Start of Block
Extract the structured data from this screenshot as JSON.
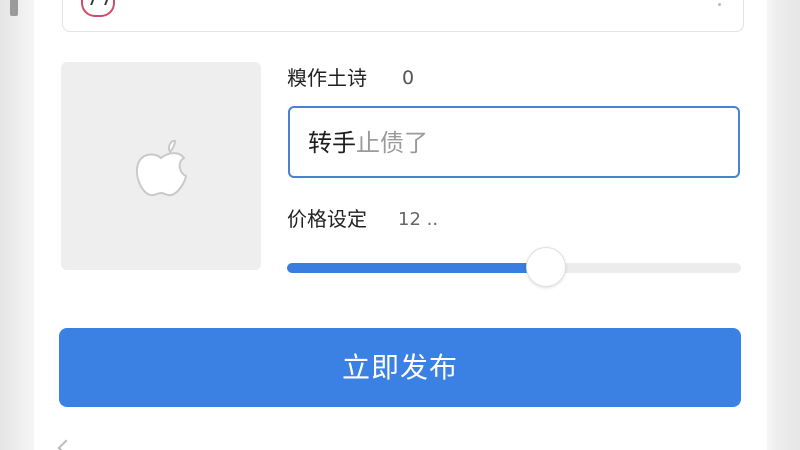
{
  "form": {
    "title_label": "糗作土诗",
    "title_count": "0",
    "title_input": {
      "typed": "转手",
      "placeholder": "止债了"
    },
    "price_label": "价格设定",
    "price_value": "12 ..",
    "price_slider_fraction": 0.57,
    "image_placeholder_icon": "apple-icon"
  },
  "publish_button": {
    "label": "立即发布"
  },
  "colors": {
    "accent": "#3b80e3",
    "input_border": "#4a82cf",
    "placeholder_gray": "#9a9a9a"
  }
}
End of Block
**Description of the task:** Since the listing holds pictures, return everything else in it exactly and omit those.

**Result of this exercise:**
Extract the structured data from this screenshot as JSON.
{
  "form": {
    "title_label": "糗作土诗",
    "title_count": "0",
    "title_input": {
      "typed": "转手",
      "placeholder": "止债了"
    },
    "price_label": "价格设定",
    "price_value": "12 ..",
    "price_slider_fraction": 0.57,
    "image_placeholder_icon": "apple-icon"
  },
  "publish_button": {
    "label": "立即发布"
  },
  "colors": {
    "accent": "#3b80e3",
    "input_border": "#4a82cf",
    "placeholder_gray": "#9a9a9a"
  }
}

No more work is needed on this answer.